On the point of Christianity lacking true spirituality, the search for the Divine within us, Paul may have got it right and understood, but did the Church actually follow his ideas? There are different levels of Christianity, which in simple terms could be called exoteric and esoteric. It’s the exoteric level I was referring to in the article. Paul actually made this distinction himself, saying that his teachings were for the spiritual (esoteric) level followers. Others following him were not ready for such teaching, so he said.
It’s also worth noting that Paul himself was considered a Gnostic at the time. For example, the Gnostic teacher Marcion considered him the one true apostle. In modern times the distinguished scholar Elaine Pagels has written The Gnostic Paul.

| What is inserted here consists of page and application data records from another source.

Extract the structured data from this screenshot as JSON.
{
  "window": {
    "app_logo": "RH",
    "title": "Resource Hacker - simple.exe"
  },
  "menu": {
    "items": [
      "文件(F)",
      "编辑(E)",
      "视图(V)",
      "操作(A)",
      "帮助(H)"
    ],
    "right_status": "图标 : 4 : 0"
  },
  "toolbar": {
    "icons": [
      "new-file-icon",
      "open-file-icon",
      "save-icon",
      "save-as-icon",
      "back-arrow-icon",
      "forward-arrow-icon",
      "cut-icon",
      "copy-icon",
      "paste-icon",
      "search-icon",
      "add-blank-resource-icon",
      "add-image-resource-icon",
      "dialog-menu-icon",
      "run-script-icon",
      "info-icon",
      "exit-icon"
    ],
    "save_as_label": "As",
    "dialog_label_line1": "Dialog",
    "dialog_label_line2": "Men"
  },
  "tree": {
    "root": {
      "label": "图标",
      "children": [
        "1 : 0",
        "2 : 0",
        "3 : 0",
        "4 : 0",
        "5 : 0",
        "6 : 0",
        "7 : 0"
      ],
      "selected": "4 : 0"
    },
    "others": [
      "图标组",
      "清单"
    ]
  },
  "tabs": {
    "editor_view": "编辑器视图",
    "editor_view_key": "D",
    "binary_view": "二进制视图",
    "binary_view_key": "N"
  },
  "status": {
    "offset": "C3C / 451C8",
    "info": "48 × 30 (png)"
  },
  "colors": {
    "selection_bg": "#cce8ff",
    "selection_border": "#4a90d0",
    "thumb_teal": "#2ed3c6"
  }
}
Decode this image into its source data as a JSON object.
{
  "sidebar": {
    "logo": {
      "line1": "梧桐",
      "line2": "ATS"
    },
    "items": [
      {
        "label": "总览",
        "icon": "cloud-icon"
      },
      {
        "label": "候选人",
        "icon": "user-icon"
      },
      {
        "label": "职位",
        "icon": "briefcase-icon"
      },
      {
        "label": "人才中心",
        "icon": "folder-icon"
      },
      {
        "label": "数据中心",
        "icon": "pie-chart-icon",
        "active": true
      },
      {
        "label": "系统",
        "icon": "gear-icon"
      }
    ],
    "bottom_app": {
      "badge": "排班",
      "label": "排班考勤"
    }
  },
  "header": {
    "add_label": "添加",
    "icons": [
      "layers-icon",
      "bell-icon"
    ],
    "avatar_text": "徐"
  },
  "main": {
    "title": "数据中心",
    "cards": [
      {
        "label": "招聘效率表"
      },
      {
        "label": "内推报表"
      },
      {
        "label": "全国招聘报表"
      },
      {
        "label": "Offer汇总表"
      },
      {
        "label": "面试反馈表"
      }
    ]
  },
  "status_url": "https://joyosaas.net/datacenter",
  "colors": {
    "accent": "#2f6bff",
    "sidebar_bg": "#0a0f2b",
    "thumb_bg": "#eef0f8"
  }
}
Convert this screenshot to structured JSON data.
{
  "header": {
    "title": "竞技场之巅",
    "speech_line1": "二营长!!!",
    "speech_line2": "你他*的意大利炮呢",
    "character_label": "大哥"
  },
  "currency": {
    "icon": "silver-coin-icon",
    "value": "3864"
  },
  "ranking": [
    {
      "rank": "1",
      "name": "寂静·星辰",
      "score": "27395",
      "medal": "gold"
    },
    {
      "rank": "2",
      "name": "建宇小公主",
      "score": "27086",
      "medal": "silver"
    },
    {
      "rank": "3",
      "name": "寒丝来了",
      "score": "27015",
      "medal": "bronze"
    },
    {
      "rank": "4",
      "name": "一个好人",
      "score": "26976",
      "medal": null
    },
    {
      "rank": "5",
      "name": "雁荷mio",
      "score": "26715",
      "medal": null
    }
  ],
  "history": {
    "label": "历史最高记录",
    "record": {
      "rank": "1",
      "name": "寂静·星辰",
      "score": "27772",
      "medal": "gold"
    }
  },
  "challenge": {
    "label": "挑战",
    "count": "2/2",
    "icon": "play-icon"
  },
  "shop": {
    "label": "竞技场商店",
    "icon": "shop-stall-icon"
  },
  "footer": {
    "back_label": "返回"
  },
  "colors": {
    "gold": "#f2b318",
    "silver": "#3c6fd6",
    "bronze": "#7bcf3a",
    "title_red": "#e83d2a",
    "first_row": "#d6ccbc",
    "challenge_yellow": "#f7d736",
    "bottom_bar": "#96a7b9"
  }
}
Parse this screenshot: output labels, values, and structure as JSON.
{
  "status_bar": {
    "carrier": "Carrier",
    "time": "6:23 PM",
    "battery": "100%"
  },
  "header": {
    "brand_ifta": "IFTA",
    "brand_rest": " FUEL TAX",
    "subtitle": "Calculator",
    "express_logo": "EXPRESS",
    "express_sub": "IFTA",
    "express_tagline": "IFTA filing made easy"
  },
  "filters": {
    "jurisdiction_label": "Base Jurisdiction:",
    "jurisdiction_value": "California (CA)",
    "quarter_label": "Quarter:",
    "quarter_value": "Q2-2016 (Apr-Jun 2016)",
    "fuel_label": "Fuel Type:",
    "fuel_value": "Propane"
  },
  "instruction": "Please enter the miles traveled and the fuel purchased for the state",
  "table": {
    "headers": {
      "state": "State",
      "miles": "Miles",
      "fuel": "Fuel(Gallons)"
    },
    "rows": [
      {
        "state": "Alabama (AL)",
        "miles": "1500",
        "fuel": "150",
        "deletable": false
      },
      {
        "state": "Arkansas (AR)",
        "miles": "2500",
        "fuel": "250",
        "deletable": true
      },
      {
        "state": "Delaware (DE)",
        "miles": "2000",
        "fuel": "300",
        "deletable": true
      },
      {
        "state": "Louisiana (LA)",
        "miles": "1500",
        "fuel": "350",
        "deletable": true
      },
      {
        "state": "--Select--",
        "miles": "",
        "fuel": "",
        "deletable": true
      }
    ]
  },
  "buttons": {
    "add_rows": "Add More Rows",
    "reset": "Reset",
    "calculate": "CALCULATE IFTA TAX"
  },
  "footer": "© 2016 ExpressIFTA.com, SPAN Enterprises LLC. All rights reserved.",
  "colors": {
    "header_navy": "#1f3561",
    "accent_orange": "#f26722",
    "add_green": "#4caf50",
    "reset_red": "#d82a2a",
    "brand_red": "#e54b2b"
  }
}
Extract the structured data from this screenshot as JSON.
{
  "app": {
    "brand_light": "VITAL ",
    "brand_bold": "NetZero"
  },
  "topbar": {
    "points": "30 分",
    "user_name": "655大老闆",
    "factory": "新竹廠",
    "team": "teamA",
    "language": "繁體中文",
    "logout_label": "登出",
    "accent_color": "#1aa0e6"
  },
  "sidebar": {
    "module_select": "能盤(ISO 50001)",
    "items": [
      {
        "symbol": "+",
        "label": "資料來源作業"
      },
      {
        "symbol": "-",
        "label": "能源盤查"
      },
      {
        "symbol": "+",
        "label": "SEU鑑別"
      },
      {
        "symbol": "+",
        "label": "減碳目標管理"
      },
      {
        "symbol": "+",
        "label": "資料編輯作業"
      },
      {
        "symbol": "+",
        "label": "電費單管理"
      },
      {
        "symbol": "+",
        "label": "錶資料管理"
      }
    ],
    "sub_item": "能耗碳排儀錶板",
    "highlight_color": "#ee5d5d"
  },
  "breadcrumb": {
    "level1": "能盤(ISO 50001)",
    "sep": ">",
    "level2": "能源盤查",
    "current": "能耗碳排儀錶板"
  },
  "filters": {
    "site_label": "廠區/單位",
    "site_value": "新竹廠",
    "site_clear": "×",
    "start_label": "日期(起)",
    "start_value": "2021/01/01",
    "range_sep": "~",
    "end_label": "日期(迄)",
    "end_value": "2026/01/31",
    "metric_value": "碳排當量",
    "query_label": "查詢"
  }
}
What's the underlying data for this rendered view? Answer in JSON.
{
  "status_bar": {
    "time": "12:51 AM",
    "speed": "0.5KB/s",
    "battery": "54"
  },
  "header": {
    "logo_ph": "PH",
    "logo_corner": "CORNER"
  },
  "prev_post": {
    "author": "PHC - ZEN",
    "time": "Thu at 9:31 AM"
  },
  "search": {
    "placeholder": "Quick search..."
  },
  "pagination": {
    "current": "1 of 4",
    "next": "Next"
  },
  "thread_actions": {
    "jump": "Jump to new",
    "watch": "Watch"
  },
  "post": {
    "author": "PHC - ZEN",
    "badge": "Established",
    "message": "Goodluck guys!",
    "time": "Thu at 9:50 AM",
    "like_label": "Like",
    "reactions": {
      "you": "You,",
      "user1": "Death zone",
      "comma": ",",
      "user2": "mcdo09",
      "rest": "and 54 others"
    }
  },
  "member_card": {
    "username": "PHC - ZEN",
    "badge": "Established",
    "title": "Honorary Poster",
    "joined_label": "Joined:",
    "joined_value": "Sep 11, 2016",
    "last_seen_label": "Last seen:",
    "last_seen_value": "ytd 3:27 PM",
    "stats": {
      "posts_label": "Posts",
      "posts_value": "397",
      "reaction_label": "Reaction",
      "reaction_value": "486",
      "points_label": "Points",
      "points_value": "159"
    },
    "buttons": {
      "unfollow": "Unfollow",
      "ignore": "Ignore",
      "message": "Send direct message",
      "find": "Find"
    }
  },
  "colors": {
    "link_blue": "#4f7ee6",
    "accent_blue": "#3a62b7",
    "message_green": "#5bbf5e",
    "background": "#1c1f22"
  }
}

Christianity may well declare “that those who trust in Jesus as their saviour have Christ, the Son of God, living within them”. But how many conventional (exoteric) Christians have actually found him? Jung offers a way of finding. He is not diametrically opposed to Christ and Christianity, he is seeking to heal it from its misunderstandings.
I hope you have enjoyed this article. I have written in the past about other topics, including spirituality, metaphysics, psychology, science, Christianity, politics and astrology. All of those articles are on Medium, but the simplest way to see a guide to them is to visit my website (click here and here). My most recent articles, however, are only on Medium; for those please check out my lists.
- From an essay ‘Womansoul: A Feminine Corrective to Christian Imagery’, in Jung’s Challenge to Contemporary Religion, edited by Murray Stein and Robert L. Moore, Chiron Publications, 1987, p172
- From an essay ‘Jung’s Gnosticism and Contemporary Gnosis’, as footnote 1, p73–74
- Carl Gustav Jung, Bantam Press, 1996. The quotes can be found on pages 483–485
- See A Psychological Approach to the Dogma of the Trinity, CW11, Princeton University Press, 1969, p161, where Jung shows how this spirit has always had feminine aspects.
- From an essay ‘Jung’s Gnosticism and Contemporary Gnosis’, as footnote 1, p89
- From an essay ‘Beyond the Anima: The Female Self in the Image of God’, as footnote 1, p93, p95